PROBLEM STATEMENT — Search the data for the string "value" and copy each line in which it appears.
• • • •
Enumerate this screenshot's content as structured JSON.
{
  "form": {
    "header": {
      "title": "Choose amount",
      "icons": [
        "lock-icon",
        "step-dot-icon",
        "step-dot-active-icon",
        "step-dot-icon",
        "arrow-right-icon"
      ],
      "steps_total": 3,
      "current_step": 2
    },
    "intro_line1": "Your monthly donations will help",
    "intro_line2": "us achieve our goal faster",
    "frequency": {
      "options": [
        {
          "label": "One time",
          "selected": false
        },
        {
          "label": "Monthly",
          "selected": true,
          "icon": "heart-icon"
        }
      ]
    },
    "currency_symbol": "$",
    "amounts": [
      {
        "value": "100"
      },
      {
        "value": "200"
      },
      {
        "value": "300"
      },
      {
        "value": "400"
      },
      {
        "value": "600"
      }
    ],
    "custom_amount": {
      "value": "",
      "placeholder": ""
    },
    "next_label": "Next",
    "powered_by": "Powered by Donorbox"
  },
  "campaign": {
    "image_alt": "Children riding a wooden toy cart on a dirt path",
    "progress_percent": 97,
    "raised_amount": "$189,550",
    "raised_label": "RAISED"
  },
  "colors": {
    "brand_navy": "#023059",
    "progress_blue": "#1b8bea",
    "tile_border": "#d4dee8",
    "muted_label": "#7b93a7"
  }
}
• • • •
TASK OUTPUT —
        "value": "100"
        "value": "200"
        "value": "300"
        "value": "400"
        "value": "600"
      "value": "",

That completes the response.